Each of the entries below should be written out exactly as it reads.

INFORMATION SUPPLIED:
= Beginning of Section =

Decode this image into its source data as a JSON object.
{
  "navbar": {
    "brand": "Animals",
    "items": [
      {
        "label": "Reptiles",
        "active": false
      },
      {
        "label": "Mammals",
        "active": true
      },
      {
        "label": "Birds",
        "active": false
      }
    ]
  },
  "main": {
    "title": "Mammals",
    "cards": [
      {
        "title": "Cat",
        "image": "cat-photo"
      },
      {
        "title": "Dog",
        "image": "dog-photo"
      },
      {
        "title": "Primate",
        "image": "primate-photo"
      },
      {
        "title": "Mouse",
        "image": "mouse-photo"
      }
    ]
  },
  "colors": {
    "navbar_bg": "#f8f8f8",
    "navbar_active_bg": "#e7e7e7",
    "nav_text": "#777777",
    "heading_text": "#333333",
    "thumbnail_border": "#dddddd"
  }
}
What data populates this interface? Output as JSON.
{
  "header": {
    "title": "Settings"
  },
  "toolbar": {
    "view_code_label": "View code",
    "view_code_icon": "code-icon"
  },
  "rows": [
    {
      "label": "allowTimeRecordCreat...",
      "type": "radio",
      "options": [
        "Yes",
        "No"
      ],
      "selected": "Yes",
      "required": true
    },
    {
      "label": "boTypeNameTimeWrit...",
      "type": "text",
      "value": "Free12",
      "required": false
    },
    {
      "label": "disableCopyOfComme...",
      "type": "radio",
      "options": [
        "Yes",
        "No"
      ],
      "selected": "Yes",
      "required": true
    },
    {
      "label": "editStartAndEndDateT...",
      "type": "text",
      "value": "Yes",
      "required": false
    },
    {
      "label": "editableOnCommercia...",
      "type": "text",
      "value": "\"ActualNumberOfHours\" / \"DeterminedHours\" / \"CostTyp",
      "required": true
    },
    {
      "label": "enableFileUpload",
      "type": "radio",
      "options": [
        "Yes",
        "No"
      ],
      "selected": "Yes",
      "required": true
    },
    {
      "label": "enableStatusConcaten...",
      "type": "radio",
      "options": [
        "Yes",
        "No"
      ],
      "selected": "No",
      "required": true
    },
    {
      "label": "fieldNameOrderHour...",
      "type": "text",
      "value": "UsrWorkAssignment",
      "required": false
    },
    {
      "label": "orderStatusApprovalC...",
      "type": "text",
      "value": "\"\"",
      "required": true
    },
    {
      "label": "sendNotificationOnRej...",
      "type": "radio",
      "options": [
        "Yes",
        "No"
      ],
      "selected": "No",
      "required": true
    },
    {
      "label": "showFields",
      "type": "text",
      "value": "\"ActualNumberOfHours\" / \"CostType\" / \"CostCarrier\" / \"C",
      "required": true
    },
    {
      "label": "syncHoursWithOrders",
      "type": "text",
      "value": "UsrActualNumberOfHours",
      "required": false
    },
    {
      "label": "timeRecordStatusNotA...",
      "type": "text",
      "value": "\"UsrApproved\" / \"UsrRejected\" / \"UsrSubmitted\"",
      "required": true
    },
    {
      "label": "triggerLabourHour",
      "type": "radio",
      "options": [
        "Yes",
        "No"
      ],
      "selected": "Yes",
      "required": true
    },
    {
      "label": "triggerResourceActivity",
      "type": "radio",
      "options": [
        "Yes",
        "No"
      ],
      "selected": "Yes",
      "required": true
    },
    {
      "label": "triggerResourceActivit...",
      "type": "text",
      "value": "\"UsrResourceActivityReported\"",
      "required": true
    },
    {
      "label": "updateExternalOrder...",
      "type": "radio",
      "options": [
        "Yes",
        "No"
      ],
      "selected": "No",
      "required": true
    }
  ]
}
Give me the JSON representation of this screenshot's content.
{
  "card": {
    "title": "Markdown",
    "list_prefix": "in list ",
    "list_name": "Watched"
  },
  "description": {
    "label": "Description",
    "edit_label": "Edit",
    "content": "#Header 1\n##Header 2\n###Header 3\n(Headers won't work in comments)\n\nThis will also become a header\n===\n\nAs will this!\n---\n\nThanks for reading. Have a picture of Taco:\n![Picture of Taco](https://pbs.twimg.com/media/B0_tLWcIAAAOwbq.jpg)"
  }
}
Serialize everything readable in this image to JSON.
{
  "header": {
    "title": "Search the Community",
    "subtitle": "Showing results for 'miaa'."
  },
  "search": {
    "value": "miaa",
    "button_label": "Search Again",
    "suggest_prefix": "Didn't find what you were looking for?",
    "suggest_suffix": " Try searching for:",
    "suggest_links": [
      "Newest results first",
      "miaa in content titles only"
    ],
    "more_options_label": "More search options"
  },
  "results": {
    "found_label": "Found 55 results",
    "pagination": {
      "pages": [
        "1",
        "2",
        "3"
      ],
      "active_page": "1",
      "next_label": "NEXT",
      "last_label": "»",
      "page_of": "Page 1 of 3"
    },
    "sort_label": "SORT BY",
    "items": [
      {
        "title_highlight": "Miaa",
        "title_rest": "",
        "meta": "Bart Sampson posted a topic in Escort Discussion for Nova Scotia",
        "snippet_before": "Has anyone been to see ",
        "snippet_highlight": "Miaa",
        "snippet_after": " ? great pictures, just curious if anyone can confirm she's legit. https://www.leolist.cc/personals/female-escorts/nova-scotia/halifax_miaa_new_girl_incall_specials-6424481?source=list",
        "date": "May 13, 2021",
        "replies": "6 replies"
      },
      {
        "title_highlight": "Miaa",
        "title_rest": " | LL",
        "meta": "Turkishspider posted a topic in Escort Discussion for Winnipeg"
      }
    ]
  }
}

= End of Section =

SOLUTION:
Decode this image into its source data as a JSON object.
{
  "navbar": {
    "brand": "Animals",
    "items": [
      {
        "label": "Reptiles",
        "active": false
      },
      {
        "label": "Mammals",
        "active": true
      },
      {
        "label": "Birds",
        "active": false
      }
    ]
  },
  "main": {
    "title": "Mammals",
    "cards": [
      {
        "title": "Cat",
        "image": "cat-photo"
      },
      {
        "title": "Dog",
        "image": "dog-photo"
      },
      {
        "title": "Primate",
        "image": "primate-photo"
      },
      {
        "title": "Mouse",
        "image": "mouse-photo"
      }
    ]
  },
  "colors": {
    "navbar_bg": "#f8f8f8",
    "navbar_active_bg": "#e7e7e7",
    "nav_text": "#777777",
    "heading_text": "#333333",
    "thumbnail_border": "#dddddd"
  }
}
What data populates this interface? Output as JSON.
{
  "header": {
    "title": "Settings"
  },
  "toolbar": {
    "view_code_label": "View code",
    "view_code_icon": "code-icon"
  },
  "rows": [
    {
      "label": "allowTimeRecordCreat...",
      "type": "radio",
      "options": [
        "Yes",
        "No"
      ],
      "selected": "Yes",
      "required": true
    },
    {
      "label": "boTypeNameTimeWrit...",
      "type": "text",
      "value": "Free12",
      "required": false
    },
    {
      "label": "disableCopyOfComme...",
      "type": "radio",
      "options": [
        "Yes",
        "No"
      ],
      "selected": "Yes",
      "required": true
    },
    {
      "label": "editStartAndEndDateT...",
      "type": "text",
      "value": "Yes",
      "required": false
    },
    {
      "label": "editableOnCommercia...",
      "type": "text",
      "value": "\"ActualNumberOfHours\" / \"DeterminedHours\" / \"CostTyp",
      "required": true
    },
    {
      "label": "enableFileUpload",
      "type": "radio",
      "options": [
        "Yes",
        "No"
      ],
      "selected": "Yes",
      "required": true
    },
    {
      "label": "enableStatusConcaten...",
      "type": "radio",
      "options": [
        "Yes",
        "No"
      ],
      "selected": "No",
      "required": true
    },
    {
      "label": "fieldNameOrderHour...",
      "type": "text",
      "value": "UsrWorkAssignment",
      "required": false
    },
    {
      "label": "orderStatusApprovalC...",
      "type": "text",
      "value": "\"\"",
      "required": true
    },
    {
      "label": "sendNotificationOnRej...",
      "type": "radio",
      "options": [
        "Yes",
        "No"
      ],
      "selected": "No",
      "required": true
    },
    {
      "label": "showFields",
      "type": "text",
      "value": "\"ActualNumberOfHours\" / \"CostType\" / \"CostCarrier\" / \"C",
      "required": true
    },
    {
      "label": "syncHoursWithOrders",
      "type": "text",
      "value": "UsrActualNumberOfHours",
      "required": false
    },
    {
      "label": "timeRecordStatusNotA...",
      "type": "text",
      "value": "\"UsrApproved\" / \"UsrRejected\" / \"UsrSubmitted\"",
      "required": true
    },
    {
      "label": "triggerLabourHour",
      "type": "radio",
      "options": [
        "Yes",
        "No"
      ],
      "selected": "Yes",
      "required": true
    },
    {
      "label": "triggerResourceActivity",
      "type": "radio",
      "options": [
        "Yes",
        "No"
      ],
      "selected": "Yes",
      "required": true
    },
    {
      "label": "triggerResourceActivit...",
      "type": "text",
      "value": "\"UsrResourceActivityReported\"",
      "required": true
    },
    {
      "label": "updateExternalOrder...",
      "type": "radio",
      "options": [
        "Yes",
        "No"
      ],
      "selected": "No",
      "required": true
    }
  ]
}
Give me the JSON representation of this screenshot's content.
{
  "card": {
    "title": "Markdown",
    "list_prefix": "in list ",
    "list_name": "Watched"
  },
  "description": {
    "label": "Description",
    "edit_label": "Edit",
    "content": "#Header 1\n##Header 2\n###Header 3\n(Headers won't work in comments)\n\nThis will also become a header\n===\n\nAs will this!\n---\n\nThanks for reading. Have a picture of Taco:\n![Picture of Taco](https://pbs.twimg.com/media/B0_tLWcIAAAOwbq.jpg)"
  }
}
Serialize everything readable in this image to JSON.
{
  "header": {
    "title": "Search the Community",
    "subtitle": "Showing results for 'miaa'."
  },
  "search": {
    "value": "miaa",
    "button_label": "Search Again",
    "suggest_prefix": "Didn't find what you were looking for?",
    "suggest_suffix": " Try searching for:",
    "suggest_links": [
      "Newest results first",
      "miaa in content titles only"
    ],
    "more_options_label": "More search options"
  },
  "results": {
    "found_label": "Found 55 results",
    "pagination": {
      "pages": [
        "1",
        "2",
        "3"
      ],
      "active_page": "1",
      "next_label": "NEXT",
      "last_label": "»",
      "page_of": "Page 1 of 3"
    },
    "sort_label": "SORT BY",
    "items": [
      {
        "title_highlight": "Miaa",
        "title_rest": "",
        "meta": "Bart Sampson posted a topic in Escort Discussion for Nova Scotia",
        "snippet_before": "Has anyone been to see ",
        "snippet_highlight": "Miaa",
        "snippet_after": " ? great pictures, just curious if anyone can confirm she's legit. https://www.leolist.cc/personals/female-escorts/nova-scotia/halifax_miaa_new_girl_incall_specials-6424481?source=list",
        "date": "May 13, 2021",
        "replies": "6 replies"
      },
      {
        "title_highlight": "Miaa",
        "title_rest": " | LL",
        "meta": "Turkishspider posted a topic in Escort Discussion for Winnipeg"
      }
    ]
  }
}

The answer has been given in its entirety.